PROBLEM STATEMENT ::
For the material below, count each line where the string "JSON" appears, then return the total alone.

BEGIN RECORDS PROVIDED

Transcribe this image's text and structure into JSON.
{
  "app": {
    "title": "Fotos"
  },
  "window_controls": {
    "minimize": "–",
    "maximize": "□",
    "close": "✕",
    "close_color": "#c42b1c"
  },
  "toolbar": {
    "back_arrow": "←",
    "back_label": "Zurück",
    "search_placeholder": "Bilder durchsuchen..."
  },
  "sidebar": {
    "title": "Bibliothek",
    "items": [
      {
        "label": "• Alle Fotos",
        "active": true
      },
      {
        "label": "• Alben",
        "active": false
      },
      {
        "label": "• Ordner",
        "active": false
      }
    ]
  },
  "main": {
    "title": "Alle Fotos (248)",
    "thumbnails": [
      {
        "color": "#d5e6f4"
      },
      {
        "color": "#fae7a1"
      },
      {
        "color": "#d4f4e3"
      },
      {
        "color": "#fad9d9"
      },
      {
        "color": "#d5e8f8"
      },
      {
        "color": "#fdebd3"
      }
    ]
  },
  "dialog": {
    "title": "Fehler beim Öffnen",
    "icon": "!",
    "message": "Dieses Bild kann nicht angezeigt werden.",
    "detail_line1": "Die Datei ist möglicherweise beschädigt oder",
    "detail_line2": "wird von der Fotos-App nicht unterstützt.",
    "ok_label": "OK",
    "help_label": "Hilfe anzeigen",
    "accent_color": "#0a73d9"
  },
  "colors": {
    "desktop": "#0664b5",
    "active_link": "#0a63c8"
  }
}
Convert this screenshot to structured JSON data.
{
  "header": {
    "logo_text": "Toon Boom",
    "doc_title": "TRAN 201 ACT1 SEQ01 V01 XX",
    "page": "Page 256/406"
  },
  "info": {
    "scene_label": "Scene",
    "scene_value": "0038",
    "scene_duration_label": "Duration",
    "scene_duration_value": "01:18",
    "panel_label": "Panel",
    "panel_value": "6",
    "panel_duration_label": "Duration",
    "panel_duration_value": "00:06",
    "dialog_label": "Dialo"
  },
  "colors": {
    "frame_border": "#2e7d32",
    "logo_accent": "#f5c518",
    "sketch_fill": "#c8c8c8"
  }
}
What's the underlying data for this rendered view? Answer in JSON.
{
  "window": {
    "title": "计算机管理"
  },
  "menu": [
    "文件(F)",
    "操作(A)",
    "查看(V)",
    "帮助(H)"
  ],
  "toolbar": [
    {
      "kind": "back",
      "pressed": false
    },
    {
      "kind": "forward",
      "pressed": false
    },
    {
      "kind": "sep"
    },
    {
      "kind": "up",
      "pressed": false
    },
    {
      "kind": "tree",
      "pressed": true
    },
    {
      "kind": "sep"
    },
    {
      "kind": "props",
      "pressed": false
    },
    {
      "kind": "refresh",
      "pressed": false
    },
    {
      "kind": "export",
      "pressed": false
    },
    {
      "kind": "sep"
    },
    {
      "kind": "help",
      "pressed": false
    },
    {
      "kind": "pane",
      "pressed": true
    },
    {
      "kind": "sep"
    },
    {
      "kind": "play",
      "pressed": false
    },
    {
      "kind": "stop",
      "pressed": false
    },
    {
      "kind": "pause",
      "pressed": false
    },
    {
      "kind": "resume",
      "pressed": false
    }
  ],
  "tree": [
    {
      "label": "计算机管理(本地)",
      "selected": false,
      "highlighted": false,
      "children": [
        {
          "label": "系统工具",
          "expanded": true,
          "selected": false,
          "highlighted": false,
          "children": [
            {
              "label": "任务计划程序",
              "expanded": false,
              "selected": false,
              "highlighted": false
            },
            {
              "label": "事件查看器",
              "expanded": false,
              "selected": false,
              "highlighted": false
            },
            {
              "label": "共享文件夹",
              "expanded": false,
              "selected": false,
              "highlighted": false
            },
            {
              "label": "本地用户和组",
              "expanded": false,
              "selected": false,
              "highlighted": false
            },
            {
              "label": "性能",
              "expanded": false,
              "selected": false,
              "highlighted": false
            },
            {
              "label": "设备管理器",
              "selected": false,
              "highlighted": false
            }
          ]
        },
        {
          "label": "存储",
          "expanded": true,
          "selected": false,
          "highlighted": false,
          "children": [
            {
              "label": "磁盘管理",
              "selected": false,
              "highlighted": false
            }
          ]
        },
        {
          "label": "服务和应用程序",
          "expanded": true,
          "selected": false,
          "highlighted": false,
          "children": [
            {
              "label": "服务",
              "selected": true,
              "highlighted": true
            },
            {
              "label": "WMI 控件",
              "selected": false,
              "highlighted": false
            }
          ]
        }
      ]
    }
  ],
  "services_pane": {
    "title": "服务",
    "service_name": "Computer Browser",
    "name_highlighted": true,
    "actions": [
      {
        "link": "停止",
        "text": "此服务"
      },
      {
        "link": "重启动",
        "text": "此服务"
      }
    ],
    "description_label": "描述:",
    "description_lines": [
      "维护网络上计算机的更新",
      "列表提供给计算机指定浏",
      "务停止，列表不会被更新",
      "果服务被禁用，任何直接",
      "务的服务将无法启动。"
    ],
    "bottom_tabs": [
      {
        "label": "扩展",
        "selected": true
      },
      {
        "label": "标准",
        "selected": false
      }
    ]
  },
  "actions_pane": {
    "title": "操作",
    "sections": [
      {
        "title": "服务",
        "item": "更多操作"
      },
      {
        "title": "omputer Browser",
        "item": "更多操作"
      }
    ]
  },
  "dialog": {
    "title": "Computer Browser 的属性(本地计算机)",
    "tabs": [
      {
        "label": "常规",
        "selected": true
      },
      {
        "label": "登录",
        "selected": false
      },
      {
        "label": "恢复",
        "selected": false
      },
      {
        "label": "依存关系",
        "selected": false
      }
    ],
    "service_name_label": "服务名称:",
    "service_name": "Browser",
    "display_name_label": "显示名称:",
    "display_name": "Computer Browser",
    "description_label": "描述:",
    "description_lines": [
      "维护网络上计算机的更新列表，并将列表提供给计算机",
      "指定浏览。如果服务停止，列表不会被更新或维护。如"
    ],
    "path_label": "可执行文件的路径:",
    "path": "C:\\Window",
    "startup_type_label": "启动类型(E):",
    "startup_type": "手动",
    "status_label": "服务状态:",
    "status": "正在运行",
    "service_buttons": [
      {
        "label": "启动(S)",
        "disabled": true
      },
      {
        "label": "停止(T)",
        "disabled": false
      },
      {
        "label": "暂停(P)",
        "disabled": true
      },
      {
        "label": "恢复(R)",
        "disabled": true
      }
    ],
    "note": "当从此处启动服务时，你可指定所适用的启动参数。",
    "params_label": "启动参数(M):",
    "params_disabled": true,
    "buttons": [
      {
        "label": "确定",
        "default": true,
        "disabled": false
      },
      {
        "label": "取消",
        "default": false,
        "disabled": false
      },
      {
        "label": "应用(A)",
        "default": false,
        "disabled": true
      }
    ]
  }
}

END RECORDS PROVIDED

ANSWER TO THIS PROBLEM ::
3